Despite U.S. protest, 220 Cuban doctors arrive in Panama to fight the coronavirus pandemic
A group of 220 Cuban health care professionals arrived in Panama on Thursday to help fight the coronavirus pandemic despite objections from the United States, Panama’s health ministry said.
The Cuban medics will “reinforce the health system in this fight against covid-19,” the ministry said on Twitter.
Panama announced on December 15 it would hire doctors from Cuba, the U.S., Mexico, Venezuela and Colombia to tackle the pandemic despite a law restricting medical practice to locals.
Panama is the worst affected country in Central America and one of the hardest hit in the world with more than 220,000 Covid-19 cases and over 3,600 deaths among its 4.2 million population.
But the announcement had met resistance from Michael Kozak, Washington’s acting assistant secretary for Western Hemisphere Affairs.

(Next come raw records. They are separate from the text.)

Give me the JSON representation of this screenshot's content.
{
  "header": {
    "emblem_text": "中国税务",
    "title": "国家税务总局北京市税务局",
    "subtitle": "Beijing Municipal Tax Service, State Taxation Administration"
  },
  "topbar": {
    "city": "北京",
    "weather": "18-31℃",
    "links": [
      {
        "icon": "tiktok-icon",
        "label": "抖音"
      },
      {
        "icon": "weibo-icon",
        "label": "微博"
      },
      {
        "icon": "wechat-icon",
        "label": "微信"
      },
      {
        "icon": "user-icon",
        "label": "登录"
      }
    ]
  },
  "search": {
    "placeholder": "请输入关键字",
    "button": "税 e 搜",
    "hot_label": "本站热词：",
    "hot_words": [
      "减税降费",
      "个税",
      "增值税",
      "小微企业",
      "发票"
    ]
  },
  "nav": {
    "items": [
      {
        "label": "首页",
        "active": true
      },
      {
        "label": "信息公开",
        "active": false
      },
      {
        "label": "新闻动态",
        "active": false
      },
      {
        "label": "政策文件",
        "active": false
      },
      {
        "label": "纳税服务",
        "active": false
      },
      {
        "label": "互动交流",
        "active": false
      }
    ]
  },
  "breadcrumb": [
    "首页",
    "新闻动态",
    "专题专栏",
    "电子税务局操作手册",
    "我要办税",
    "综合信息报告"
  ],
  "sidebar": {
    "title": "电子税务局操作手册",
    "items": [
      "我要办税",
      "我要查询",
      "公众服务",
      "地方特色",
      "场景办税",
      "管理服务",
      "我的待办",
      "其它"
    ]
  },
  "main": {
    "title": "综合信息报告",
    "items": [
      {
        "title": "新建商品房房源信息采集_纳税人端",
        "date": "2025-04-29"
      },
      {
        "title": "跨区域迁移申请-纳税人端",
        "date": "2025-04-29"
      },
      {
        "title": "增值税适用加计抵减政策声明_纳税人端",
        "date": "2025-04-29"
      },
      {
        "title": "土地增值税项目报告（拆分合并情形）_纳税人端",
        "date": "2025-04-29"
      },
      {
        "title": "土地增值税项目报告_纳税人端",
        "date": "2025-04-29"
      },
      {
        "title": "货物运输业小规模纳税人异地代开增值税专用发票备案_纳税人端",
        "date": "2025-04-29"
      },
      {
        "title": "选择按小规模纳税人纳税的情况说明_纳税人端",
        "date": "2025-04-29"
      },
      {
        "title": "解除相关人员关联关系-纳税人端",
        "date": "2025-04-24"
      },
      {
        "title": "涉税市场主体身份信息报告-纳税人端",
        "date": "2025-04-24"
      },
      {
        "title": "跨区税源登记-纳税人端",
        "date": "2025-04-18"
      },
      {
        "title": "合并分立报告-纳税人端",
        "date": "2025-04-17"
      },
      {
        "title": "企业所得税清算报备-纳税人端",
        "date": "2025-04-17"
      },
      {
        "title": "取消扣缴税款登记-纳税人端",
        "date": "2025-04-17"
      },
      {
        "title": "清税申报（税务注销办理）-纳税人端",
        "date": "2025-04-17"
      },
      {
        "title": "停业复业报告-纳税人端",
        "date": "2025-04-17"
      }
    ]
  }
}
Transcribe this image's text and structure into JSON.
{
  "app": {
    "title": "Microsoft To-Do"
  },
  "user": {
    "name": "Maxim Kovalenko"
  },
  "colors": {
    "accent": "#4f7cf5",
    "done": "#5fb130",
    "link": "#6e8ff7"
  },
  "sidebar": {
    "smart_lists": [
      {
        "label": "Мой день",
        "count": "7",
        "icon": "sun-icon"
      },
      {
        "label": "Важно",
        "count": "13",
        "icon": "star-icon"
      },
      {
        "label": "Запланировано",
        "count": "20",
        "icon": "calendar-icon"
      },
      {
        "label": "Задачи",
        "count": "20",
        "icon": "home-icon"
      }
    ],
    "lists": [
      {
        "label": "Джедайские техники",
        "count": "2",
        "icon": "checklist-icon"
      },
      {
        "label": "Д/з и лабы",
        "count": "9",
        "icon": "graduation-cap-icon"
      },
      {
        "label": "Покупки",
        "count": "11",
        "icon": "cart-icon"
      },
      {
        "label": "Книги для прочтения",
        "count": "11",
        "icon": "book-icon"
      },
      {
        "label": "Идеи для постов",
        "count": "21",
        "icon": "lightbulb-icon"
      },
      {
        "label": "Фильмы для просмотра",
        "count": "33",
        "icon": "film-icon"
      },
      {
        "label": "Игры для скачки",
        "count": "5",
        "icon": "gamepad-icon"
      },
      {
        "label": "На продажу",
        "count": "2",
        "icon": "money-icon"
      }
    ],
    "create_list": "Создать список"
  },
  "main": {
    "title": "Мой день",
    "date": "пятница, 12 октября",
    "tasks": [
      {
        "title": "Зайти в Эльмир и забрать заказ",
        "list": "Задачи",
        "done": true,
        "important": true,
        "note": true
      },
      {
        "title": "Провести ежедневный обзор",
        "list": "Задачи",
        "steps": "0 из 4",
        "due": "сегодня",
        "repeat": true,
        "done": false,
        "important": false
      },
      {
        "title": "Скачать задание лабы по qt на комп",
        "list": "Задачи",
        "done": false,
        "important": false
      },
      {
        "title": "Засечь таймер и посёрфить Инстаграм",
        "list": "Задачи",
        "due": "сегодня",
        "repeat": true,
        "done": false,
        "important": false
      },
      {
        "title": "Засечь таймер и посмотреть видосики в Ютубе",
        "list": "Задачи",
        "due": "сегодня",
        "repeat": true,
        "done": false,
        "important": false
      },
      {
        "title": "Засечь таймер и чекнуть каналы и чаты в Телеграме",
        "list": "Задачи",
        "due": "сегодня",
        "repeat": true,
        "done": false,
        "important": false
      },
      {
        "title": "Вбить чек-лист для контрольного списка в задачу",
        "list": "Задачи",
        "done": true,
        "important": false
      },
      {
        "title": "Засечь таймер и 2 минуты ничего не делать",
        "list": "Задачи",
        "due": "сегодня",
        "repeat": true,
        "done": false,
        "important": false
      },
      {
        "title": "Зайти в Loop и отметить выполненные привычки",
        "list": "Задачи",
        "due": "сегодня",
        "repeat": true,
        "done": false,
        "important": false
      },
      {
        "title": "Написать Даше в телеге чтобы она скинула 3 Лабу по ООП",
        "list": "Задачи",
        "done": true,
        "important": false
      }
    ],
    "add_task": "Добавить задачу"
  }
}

“Governments that hire Cuban medical workers must ensure their fair and humane treatment — in stark contrast to the Castro regime, which traffics in, and exploits, the workers’ bravery for its own gains,” Kozak tweeted on December 21. “Make contracts transparent and pay workers directly.”
The U.S. is Panama’s main political and economic ally.

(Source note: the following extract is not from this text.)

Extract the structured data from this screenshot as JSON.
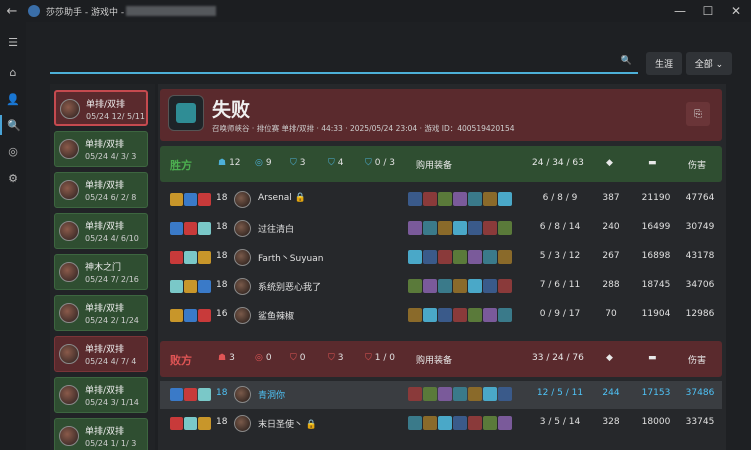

Cuba’s practice of hiring out its world-renowned health care workers has been branded “white coat diplomacy” by Havana’s detractors, including Washington, which has accused Cuba of “forced labor” and using the medics as a propaganda tool.
“Our White Coat Heroes have arrived in Panama,” Cuba’s embassy in Panama said on Twitter alongside a video of people wearing white coats and carrying a Cuban flag.
Since reopening its economy in September and October, Panama has witnessed a spike in coronavirus cases that has left its hospitals saturated and their staff exhausted.
The government has imposed a total lockdown over Christmas and the New Year to try to slow the virus’s spread.
Panama is due to receive 450,000 doses of the Pfizer/BioNTech vaccine during the first quarter of 2021.
Panama President Laurentino Cortizo had announced plans to hire Cuban doctors in August but backed down following criticism from Washington and from within the country.
However, the government was forced into a change of heart as it was unable to hire enough health care professionals to tackle the virus crisis.